**TASK TO COMPLETE**
Show every line from the entries that follow which holds the word "photo".

── DATASET EXCERPTS

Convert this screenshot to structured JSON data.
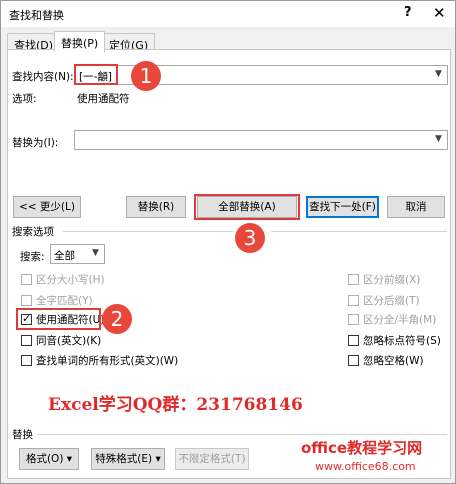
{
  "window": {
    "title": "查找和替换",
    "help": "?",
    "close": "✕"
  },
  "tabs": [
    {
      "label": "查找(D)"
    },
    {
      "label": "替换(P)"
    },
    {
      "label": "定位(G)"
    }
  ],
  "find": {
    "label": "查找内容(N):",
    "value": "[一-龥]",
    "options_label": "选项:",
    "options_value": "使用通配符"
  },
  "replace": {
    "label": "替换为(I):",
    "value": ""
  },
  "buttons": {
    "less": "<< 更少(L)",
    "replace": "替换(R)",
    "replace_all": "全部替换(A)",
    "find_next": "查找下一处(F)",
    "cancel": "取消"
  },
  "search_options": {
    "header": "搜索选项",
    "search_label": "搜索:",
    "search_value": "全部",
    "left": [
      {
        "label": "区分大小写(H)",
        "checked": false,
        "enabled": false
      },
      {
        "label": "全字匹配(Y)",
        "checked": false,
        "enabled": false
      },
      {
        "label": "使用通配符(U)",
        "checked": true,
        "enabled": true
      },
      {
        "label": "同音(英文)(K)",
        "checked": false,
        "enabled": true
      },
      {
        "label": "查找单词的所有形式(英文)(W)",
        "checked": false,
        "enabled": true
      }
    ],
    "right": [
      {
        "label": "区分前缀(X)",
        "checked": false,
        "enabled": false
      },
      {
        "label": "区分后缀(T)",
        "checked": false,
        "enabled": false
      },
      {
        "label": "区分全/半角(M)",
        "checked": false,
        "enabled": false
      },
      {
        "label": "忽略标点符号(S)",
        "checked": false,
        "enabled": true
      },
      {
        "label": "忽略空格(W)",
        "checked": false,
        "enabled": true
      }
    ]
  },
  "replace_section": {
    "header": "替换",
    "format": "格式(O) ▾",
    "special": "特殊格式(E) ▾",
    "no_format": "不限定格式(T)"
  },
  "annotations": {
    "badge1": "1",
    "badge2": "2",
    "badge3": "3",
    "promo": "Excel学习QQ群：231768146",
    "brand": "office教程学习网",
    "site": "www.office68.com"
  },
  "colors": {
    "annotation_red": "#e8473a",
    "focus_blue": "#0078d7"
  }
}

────
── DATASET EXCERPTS

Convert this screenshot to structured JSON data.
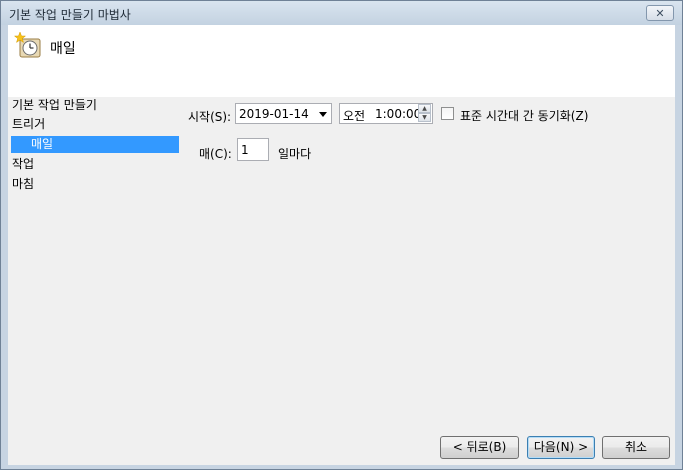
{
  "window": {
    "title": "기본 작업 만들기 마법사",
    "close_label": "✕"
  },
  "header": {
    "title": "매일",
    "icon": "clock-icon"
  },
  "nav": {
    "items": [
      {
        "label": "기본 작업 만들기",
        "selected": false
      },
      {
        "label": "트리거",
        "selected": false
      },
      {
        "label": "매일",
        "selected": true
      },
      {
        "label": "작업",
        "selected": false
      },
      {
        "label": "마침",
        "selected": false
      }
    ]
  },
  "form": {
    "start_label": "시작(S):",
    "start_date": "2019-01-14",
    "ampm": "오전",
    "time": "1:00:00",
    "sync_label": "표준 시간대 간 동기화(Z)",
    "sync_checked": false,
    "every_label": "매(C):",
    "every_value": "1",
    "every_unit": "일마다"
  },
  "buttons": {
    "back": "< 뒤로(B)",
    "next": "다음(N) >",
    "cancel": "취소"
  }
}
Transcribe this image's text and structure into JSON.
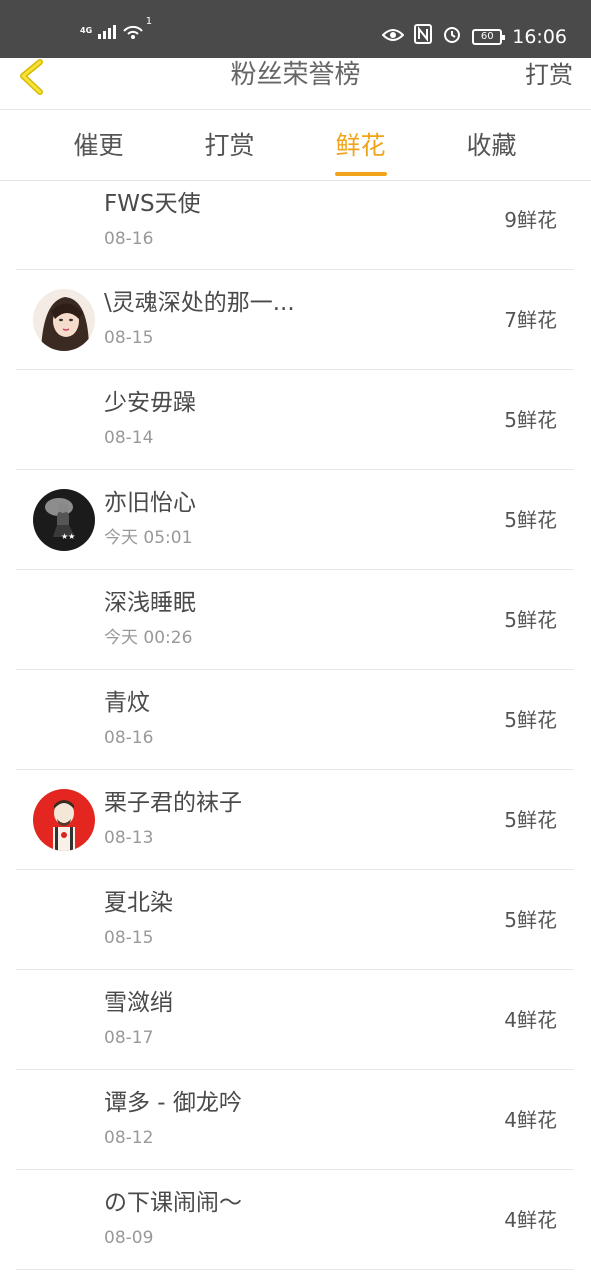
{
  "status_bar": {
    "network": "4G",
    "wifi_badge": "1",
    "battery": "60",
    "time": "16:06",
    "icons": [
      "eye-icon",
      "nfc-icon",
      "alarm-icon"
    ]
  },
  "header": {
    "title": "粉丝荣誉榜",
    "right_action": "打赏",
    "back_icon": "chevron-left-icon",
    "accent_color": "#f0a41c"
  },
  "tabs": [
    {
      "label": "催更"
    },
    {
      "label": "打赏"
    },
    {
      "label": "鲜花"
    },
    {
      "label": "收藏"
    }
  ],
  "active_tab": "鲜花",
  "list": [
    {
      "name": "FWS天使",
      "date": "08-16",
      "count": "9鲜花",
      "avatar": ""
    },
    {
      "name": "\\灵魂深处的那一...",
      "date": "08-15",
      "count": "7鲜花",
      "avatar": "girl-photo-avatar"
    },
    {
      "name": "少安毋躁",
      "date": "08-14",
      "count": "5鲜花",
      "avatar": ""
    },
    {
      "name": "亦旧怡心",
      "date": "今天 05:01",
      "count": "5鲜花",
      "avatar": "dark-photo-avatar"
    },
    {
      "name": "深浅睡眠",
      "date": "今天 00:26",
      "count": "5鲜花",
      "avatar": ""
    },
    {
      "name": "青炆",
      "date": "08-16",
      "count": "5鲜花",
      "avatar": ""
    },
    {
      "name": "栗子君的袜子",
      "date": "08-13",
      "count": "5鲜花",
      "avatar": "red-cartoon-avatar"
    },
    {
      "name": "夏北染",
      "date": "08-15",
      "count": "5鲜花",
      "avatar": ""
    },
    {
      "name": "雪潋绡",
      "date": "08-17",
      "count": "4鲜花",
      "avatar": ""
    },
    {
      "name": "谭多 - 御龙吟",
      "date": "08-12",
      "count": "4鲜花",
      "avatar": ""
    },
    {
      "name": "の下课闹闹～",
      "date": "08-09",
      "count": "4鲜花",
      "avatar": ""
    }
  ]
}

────

**SOLUTION**
      "avatar": "girl-photo-avatar"
      "avatar": "dark-photo-avatar"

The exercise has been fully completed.